goodyear2013 wrote:

Mr. Odusote owns two kinds of stock shares: r shares of stock X and r shares of stock Y. Stock X yields an annual dividend or 2%, while stock Y yields an annual dividend or 6%. If Mr. Odusote were to sell all or his shares of stock X and use that money to purchase shares of stock Y, by what percent would his annual dividend increase?

(1) Each share of stock X costs twice as much as each share of stock Y.

(2) Each share of stock Y costs $45.

Dear

goodyear2013,

I'm happy to help.

You may find this blog article germane to this problem:

http://magoosh.com/gmat/2013/gmat-quant ... oportions/Statement #1:

Suppose each share of Y costs P, so each share of X costs 2P.

Right now

from X, a dividend of (0.02)*r(2P) = (0.04)*rP

from Y, a dividend of (0.06)*rP

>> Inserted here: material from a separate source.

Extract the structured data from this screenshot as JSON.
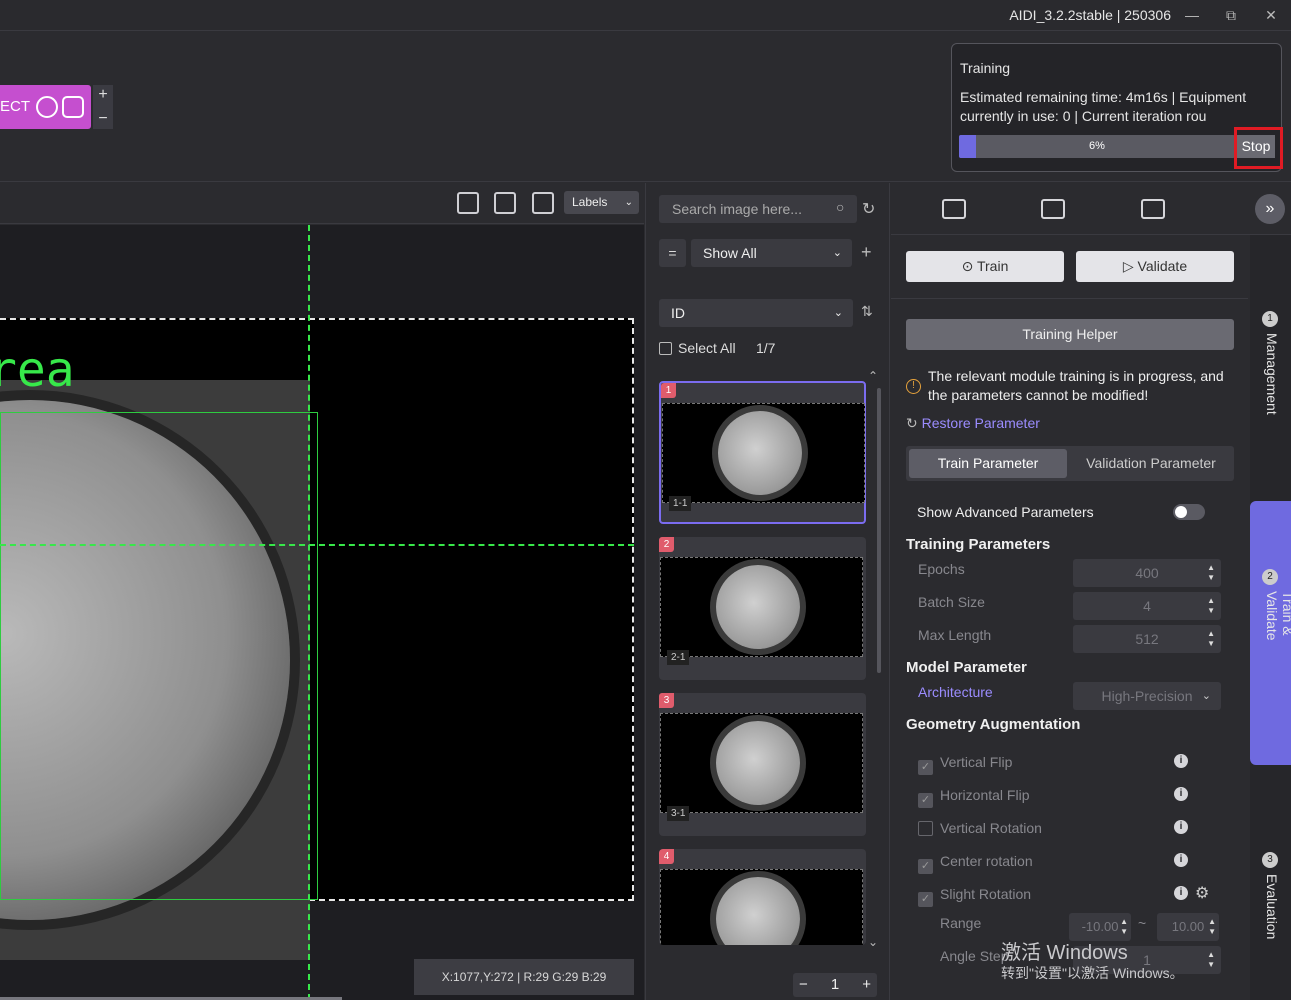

thus, a total dividend of (0.10)*rP

Selling r share of X would allow Mr. Odusote to purchase 2r shares of Y, for a total cache of 3r shares of Y

Then,

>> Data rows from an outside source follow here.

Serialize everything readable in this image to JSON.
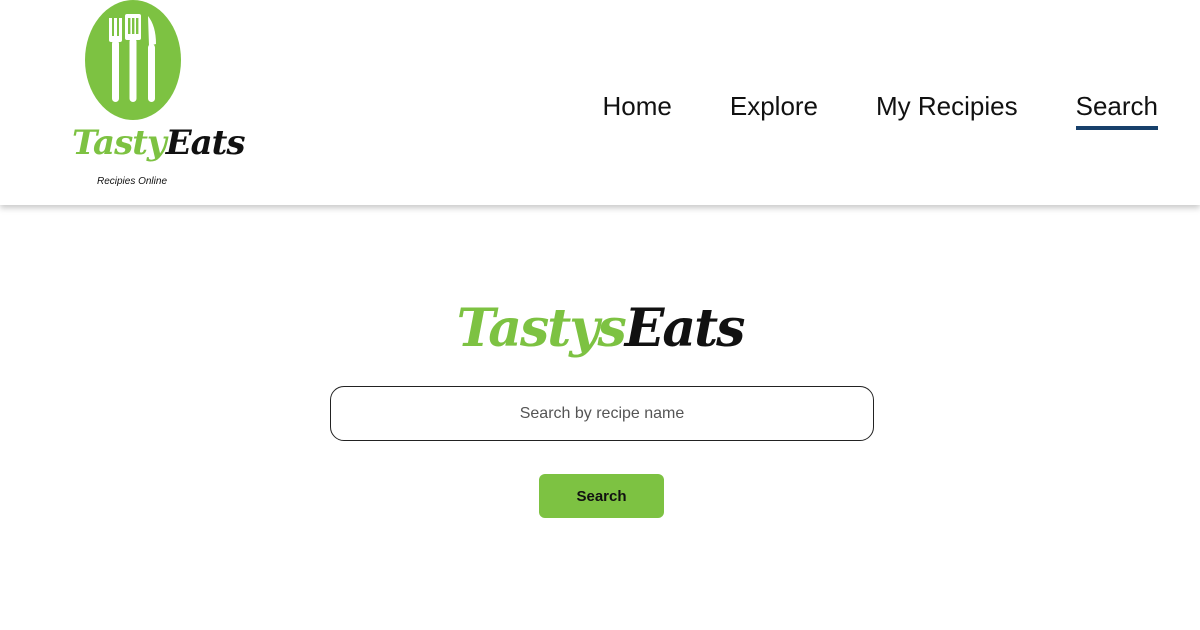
{
  "brand": {
    "logo_word_green": "Tasty",
    "logo_word_black": "Eats",
    "tagline": "Recipies Online",
    "hero_word_green": "Tastys",
    "hero_word_black": "Eats",
    "green_color": "#7dc242",
    "black_color": "#111111"
  },
  "nav": {
    "items": [
      {
        "label": "Home",
        "active": false
      },
      {
        "label": "Explore",
        "active": false
      },
      {
        "label": "My Recipies",
        "active": false
      },
      {
        "label": "Search",
        "active": true
      }
    ],
    "active_underline_color": "#17406b"
  },
  "search": {
    "placeholder": "Search by recipe name",
    "value": "",
    "button_label": "Search"
  },
  "icons": {
    "logo_icon": "fork-spatula-knife-icon"
  }
}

dividend = (0.06)*(3r)P = (0.18)*rP

The percent change from (0.10)*rP to (0.18)*rP would be the same as the percent change from 10 to 18. That's an 80% increase. We can calculate an answer from this. This statement, alone and by itself, is

sufficient.

Statement #2:

Now, we know the actual price of a share of Y, but we have absolutely no clue about the price of X or even whether it is greater or less than X. This statement, alone and by itself, is

insufficient.

Answer =

(A)Does all this make sense?

Mike

_________________

Mike McGarry

Magoosh Test Prep

Education is not the filling of a pail, but the lighting of a fire. — William Butler Yeats (1865 – 1939)